The proper way to brush with braces is to first gargle with mouthwash or water. This will help wash out any food debris stuck to metal brackets and other hard-to-brush areas. After that, hold your toothbrush at a 45-degree angle and begin brushing the gum line. Next, carefully brush around your metal brackets and wires. Be sure to brush above and below the brackets to clean your teeth as thoroughly as possible.
Most dentists recommend brushing twice a day for 2 minutes. If possible, do try to also brush after snacking or eating a heavy meal. Soft-bristled toothbrushes are the best tools to use for the job since they can clean teeth without damaging any enamel. In addition to that, you can also use interdental toothbrushes to scrub off any dirt and bacteria that you might have missed.
Dental scalers are also great tools to use for cleaning the surfaces of teeth and the gum line. They’re designed to be as thin and flexible as possible, so you won’t have a tough time maneuvering them around metal brackets and wires. You can purchase a top-quality dental scaler off our online shop and see great results for yourself!
Flossing With Braces
Flossing is another important step to good oral hygiene. Forgetting to floss after brushing usually leads to swollen and receded gums, as well as heart disease, diabetes, and other serious health problems.
You only need to floss once a day if you’ve got braces on. It might seem pretty tricky to floss with all those wires in the way at first, but you’ll be able to get the hang of it with enough practice and determination.
If you plan to floss the traditional way, you’re going to have to use waxed floss. It’s much thicker and stronger than unwaxed floss, so it won’t snap or break apart while you’re maneuvering it around your braces. You’ll need to carefully thread the floss behind your brace wires, then gently move it up and down to remove any food debris and dirt. After that, you’ll need to slide the floss between your teeth then move it up and down again. After around 10-15 minutes, your teeth and gums will be as good as new.
You can also use floss threaders to make traditional flossing much easier. Simply insert it behind your brace wires, thread your floss through, and enjoy cleaning your gums in a faster and more efficient way.
Water flossers are another great tool that can help you clean your teeth and gums without too much trouble. All you need to do is fill the reservoir with enough warm water, aim the tip at your gum line, and spray away any dirt, plaque, and bacteria. Though this isn’t really a viable replacement for traditional flossing, it can still help remove any nasties that your toothbrush and floss might have missed.
Don’t Forget To Visit Your Dentist!
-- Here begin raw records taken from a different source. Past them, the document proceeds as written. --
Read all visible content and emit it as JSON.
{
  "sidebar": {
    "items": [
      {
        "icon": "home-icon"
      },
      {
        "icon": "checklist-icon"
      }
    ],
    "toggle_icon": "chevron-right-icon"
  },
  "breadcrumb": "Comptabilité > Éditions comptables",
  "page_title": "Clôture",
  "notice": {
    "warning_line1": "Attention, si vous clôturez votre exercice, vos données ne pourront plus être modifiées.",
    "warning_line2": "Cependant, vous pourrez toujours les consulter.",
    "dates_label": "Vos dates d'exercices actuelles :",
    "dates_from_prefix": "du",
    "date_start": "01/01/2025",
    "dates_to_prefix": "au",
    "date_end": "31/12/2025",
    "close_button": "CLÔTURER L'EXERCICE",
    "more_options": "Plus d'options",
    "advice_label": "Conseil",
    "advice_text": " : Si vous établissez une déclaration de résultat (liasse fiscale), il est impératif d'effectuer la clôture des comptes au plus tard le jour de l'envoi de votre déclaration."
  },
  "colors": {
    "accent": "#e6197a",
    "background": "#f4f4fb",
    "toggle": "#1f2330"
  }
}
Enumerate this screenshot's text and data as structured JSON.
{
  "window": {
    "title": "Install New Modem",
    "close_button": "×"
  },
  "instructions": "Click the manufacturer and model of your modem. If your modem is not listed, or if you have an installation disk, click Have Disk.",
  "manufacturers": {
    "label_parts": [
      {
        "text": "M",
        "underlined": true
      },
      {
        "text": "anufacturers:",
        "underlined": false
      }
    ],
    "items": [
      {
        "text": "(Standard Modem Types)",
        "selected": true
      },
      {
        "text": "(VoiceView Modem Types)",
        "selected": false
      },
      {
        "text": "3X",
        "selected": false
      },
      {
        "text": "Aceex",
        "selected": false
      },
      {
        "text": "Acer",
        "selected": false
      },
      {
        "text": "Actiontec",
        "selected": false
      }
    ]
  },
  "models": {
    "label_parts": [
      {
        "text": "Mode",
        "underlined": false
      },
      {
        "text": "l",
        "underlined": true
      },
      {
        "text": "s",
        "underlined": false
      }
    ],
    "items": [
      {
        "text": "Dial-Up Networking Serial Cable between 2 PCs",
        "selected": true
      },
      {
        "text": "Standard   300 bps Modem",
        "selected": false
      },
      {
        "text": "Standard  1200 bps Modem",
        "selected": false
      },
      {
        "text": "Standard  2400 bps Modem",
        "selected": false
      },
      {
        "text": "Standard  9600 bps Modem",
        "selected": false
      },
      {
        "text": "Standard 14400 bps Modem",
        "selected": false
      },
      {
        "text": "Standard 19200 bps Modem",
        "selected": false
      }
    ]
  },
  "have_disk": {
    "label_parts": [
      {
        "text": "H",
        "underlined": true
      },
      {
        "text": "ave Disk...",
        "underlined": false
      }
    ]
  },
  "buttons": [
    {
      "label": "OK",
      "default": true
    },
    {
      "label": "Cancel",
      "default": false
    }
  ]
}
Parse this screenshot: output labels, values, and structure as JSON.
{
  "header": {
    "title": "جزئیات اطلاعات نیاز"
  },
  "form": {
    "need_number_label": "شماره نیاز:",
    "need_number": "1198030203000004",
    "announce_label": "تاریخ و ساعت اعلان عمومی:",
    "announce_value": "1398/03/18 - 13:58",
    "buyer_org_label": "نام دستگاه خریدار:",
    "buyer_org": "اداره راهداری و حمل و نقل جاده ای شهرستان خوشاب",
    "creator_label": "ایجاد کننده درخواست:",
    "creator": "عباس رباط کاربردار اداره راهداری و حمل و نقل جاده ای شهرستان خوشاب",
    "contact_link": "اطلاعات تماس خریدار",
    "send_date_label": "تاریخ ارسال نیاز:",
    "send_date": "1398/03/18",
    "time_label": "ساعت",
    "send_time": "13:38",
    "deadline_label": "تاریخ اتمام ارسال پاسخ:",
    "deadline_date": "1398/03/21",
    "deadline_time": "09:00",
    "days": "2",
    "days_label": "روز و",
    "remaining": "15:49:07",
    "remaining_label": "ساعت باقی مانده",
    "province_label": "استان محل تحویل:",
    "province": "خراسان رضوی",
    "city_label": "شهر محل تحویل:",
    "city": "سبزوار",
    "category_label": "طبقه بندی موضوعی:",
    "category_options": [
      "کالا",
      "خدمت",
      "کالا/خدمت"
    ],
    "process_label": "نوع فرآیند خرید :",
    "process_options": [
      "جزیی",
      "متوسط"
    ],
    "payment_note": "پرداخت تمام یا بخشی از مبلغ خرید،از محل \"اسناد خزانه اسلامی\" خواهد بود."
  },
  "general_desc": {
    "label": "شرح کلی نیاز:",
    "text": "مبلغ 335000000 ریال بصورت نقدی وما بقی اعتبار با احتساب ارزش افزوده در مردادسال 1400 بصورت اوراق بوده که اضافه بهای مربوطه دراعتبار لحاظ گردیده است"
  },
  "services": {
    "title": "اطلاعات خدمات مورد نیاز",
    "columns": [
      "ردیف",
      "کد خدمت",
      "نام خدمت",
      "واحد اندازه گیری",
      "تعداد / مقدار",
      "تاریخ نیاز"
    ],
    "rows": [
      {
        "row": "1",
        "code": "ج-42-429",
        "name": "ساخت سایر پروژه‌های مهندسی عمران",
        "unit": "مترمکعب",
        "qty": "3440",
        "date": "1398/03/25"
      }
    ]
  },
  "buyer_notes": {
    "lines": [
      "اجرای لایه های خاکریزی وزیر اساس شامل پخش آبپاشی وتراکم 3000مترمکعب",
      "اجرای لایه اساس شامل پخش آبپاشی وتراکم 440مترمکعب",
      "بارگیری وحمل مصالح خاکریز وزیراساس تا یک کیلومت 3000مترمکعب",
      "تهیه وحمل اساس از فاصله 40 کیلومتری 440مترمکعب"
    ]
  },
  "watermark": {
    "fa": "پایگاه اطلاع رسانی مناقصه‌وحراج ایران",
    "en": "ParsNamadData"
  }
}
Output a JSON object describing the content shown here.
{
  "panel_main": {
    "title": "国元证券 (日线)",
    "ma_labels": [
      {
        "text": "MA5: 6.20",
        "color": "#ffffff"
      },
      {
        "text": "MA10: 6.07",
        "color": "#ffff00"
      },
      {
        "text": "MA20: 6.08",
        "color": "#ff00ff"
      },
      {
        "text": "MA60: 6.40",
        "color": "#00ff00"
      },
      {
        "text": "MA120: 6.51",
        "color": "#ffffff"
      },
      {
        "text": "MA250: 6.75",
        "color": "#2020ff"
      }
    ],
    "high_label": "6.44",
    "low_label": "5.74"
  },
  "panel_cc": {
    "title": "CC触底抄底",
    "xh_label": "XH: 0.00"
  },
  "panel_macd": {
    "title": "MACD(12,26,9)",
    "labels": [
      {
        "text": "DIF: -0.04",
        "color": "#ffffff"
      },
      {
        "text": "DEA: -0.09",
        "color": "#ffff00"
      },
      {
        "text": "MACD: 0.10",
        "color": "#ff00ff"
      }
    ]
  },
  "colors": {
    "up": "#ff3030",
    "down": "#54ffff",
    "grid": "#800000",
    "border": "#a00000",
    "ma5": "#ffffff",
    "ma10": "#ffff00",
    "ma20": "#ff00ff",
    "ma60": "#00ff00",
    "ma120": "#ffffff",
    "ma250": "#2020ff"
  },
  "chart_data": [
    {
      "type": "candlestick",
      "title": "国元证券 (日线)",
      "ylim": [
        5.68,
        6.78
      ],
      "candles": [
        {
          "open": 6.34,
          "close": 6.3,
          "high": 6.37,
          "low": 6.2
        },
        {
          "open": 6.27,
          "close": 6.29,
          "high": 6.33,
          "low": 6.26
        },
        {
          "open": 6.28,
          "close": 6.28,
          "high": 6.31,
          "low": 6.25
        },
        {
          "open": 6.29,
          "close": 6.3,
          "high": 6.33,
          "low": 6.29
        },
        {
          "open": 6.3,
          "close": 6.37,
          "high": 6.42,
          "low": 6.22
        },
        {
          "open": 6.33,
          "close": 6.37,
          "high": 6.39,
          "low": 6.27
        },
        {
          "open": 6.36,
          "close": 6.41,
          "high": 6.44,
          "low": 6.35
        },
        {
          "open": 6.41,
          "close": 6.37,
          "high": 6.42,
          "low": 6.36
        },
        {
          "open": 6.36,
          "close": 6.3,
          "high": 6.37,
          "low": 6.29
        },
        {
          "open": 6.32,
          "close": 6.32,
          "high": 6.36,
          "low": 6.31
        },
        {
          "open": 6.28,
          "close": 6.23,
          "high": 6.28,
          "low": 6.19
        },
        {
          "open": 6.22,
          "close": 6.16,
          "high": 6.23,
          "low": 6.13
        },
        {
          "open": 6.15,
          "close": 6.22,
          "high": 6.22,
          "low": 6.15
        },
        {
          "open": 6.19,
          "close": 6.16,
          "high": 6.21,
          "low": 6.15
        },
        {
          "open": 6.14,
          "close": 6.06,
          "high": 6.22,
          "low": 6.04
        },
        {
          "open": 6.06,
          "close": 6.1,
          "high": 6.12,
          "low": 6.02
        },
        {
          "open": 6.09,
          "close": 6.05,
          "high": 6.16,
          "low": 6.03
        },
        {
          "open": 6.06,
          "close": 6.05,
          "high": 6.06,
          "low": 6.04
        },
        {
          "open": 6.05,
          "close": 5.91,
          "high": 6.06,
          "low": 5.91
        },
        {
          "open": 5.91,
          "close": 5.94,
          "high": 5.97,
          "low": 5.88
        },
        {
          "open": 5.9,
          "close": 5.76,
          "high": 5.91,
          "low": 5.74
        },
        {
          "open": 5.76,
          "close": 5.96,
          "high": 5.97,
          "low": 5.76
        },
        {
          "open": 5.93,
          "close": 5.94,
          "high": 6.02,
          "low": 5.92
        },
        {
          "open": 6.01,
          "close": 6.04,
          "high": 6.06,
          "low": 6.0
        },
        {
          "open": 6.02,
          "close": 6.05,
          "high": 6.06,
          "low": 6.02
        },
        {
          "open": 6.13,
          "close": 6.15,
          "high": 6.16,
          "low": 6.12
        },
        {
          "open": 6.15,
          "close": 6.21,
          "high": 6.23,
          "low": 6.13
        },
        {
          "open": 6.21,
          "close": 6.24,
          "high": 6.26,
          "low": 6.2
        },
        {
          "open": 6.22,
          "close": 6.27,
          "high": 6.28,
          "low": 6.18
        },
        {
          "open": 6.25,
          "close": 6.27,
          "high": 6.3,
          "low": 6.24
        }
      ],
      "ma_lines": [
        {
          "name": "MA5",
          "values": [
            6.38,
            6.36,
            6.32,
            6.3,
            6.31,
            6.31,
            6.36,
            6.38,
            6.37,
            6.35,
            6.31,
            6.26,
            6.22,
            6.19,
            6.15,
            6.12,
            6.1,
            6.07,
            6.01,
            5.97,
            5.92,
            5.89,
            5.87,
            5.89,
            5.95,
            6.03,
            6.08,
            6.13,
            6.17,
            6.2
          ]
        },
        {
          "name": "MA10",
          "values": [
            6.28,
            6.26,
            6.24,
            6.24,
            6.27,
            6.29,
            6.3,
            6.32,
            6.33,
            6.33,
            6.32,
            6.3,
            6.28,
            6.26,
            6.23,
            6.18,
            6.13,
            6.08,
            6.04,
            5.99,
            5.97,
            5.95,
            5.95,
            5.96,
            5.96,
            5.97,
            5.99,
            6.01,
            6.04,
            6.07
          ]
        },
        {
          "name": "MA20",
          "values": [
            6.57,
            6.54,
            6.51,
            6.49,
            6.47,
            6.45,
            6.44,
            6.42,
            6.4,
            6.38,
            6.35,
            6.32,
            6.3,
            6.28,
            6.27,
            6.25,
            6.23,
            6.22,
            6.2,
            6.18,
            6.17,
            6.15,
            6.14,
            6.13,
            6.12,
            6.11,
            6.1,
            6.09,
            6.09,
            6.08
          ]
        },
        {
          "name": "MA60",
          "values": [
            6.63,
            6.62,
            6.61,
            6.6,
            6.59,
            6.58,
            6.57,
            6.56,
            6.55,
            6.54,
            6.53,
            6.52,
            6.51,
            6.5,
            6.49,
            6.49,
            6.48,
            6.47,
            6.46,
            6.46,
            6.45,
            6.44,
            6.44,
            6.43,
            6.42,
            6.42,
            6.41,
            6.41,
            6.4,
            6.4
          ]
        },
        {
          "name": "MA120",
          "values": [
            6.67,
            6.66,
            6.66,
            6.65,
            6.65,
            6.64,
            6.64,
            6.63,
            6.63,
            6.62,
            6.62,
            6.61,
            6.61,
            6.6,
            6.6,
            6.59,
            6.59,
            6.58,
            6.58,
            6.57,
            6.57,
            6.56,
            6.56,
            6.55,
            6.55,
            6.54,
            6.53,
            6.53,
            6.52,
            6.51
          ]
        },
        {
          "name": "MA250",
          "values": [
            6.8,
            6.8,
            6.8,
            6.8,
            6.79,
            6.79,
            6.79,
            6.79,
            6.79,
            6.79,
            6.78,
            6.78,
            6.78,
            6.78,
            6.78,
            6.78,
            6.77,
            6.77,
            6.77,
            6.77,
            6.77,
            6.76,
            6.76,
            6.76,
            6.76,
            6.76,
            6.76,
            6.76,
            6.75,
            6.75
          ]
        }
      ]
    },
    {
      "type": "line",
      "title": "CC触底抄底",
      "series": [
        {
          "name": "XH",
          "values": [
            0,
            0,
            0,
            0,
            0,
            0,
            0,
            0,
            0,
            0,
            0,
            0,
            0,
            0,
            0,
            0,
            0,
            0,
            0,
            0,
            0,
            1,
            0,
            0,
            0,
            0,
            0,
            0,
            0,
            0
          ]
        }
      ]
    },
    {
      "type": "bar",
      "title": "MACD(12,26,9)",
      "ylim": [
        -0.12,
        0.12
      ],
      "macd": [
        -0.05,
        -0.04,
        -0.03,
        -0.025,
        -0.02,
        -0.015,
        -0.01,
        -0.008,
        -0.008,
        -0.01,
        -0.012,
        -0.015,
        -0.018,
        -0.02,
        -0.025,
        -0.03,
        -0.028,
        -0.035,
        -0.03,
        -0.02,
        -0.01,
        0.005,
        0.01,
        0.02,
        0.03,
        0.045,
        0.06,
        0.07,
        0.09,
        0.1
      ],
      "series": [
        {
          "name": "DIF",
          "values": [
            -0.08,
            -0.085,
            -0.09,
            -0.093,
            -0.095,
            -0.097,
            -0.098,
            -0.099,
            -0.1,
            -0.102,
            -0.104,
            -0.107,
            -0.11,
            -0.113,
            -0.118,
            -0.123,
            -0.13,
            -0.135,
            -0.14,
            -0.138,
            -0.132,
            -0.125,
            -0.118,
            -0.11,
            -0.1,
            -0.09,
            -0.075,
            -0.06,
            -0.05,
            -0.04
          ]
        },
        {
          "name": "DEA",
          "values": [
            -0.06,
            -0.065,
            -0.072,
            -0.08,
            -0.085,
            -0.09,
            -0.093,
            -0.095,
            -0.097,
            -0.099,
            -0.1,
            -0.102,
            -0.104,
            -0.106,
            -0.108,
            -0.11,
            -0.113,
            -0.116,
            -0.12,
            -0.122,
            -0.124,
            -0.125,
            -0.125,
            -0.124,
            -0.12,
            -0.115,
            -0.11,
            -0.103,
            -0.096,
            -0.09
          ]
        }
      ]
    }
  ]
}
People with and without braces can all greatly benefit from visiting their dentist every six months. Your dentist will be able to check whether or not your braces are doing their job well, as well as take care of any oral hygiene issues that you might have missed. They’ll also need to adjust your braces if they’re starting to move or bend a little too out of place. Don’t worry, this procedure is usually easy and painless.
DIY braces have been popping up on social media platforms here and there. Though they might seem like a cheap and easy alternative to regular braces, they’re also incredibly unhygienic and unsafe. Take note that regular braces are pricier because they’re made with special materials designed to be safe for your oral and physical health. DIY braces, on the other hand, typically use household materials, such as rubber bands and super glue. If you don't want to spend even more on emergency repairs for your teeth, you should let your dentist handle things instead.